Looking at the packaging now, this series comes in the obligatory slipcase which features the three main characters on the front and a dark themed background with the groups emblem and the normal screenshots and blurb. The actual DVD case features Angel and whilst I think the slipcases cover is nicer, I do maintain that the back cover for the DVD case is better designed. As it is with the DVD, the use of what I consider visual novel style character portraits of the characters are a nice addition.
In terms of extra content, unfortunately we are not given all that much – not even a clean Opening and Ending sequence, which were seemingly included in the North American release. These may be applied to the Blu-ray edition released in November however. We are provided with however, a greater selection of trailers including the normal The Tatami Galaxy, House of Five Leaves and Durarara!! ones, but also ones for Welcome to the NHK and Clannad. Unfortunately, when they originally released the English dub, there was a short Epilogue that was omitted from any English release, which outlined what happened during the events since the ending. There is also what you could consider a “bonus” 14th episode which is a more comical episode placed around the timeframe of Episode 5 in which they try to trap Angel communicating with god, but I consider that part of the storyline.
Judgement Time! Honestly, I think this is a series that has almost everything you could want in an anime series – violence, romance, backstory and so forth and besides the fact it really could have used more episodes to pan it all out, it was a series I could highly recommend. If you can wait around until November, I believe the Blu-ray edition will provide an even better quality of design, but if not… the series is not out on Blu-ray and is up to the standard I would have expected from a KEY and P.A. Animation series.
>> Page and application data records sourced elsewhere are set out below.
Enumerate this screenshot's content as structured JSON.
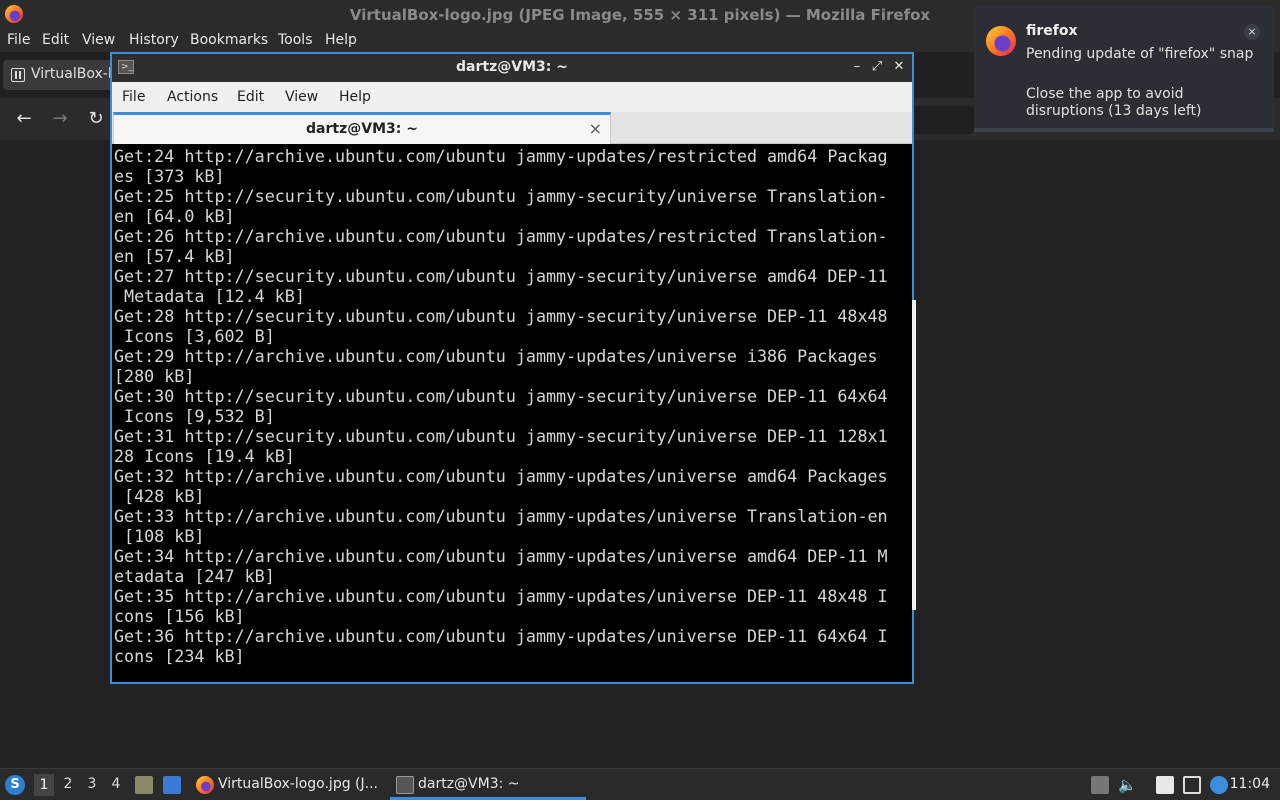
{
  "firefox": {
    "window_title": "VirtualBox-logo.jpg (JPEG Image, 555 × 311 pixels) — Mozilla Firefox",
    "menu": {
      "file": "File",
      "edit": "Edit",
      "view": "View",
      "history": "History",
      "bookmarks": "Bookmarks",
      "tools": "Tools",
      "help": "Help"
    },
    "tab_label": "VirtualBox-logo.jpg (JPEG Image, 555 × 311 pixels)",
    "nav": {
      "back": "←",
      "forward": "→",
      "reload": "↻"
    }
  },
  "notification": {
    "app": "firefox",
    "line1": "Pending update of \"firefox\" snap",
    "line2": "Close the app to avoid disruptions (13 days left)",
    "close": "×"
  },
  "terminal": {
    "title": "dartz@VM3: ~",
    "menu": {
      "file": "File",
      "actions": "Actions",
      "edit": "Edit",
      "view": "View",
      "help": "Help"
    },
    "tab_label": "dartz@VM3: ~",
    "tab_close": "×",
    "lines": [
      "Get:24 http://archive.ubuntu.com/ubuntu jammy-updates/restricted amd64 Packag",
      "es [373 kB]",
      "Get:25 http://security.ubuntu.com/ubuntu jammy-security/universe Translation-",
      "en [64.0 kB]",
      "Get:26 http://archive.ubuntu.com/ubuntu jammy-updates/restricted Translation-",
      "en [57.4 kB]",
      "Get:27 http://security.ubuntu.com/ubuntu jammy-security/universe amd64 DEP-11",
      " Metadata [12.4 kB]",
      "Get:28 http://security.ubuntu.com/ubuntu jammy-security/universe DEP-11 48x48",
      " Icons [3,602 B]",
      "Get:29 http://archive.ubuntu.com/ubuntu jammy-updates/universe i386 Packages",
      "[280 kB]",
      "Get:30 http://security.ubuntu.com/ubuntu jammy-security/universe DEP-11 64x64",
      " Icons [9,532 B]",
      "Get:31 http://security.ubuntu.com/ubuntu jammy-security/universe DEP-11 128x1",
      "28 Icons [19.4 kB]",
      "Get:32 http://archive.ubuntu.com/ubuntu jammy-updates/universe amd64 Packages",
      " [428 kB]",
      "Get:33 http://archive.ubuntu.com/ubuntu jammy-updates/universe Translation-en",
      " [108 kB]",
      "Get:34 http://archive.ubuntu.com/ubuntu jammy-updates/universe amd64 DEP-11 M",
      "etadata [247 kB]",
      "Get:35 http://archive.ubuntu.com/ubuntu jammy-updates/universe DEP-11 48x48 I",
      "cons [156 kB]",
      "Get:36 http://archive.ubuntu.com/ubuntu jammy-updates/universe DEP-11 64x64 I",
      "cons [234 kB]"
    ]
  },
  "taskbar": {
    "workspaces": [
      "1",
      "2",
      "3",
      "4"
    ],
    "tasks": [
      {
        "label": "VirtualBox-logo.jpg (J...",
        "icon": "firefox-icon"
      },
      {
        "label": "dartz@VM3: ~",
        "icon": "terminal-icon"
      }
    ],
    "clock": "11:04"
  },
  "colors": {
    "accent": "#3c8de0",
    "terminal_bg": "#000000",
    "terminal_fg": "#d6d6d6"
  }
}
Storyline/Character Development: B+
OP/ED Sequences: A-
Music/Voice Acting: A-
Personal Opinion: A
Overall Score: A-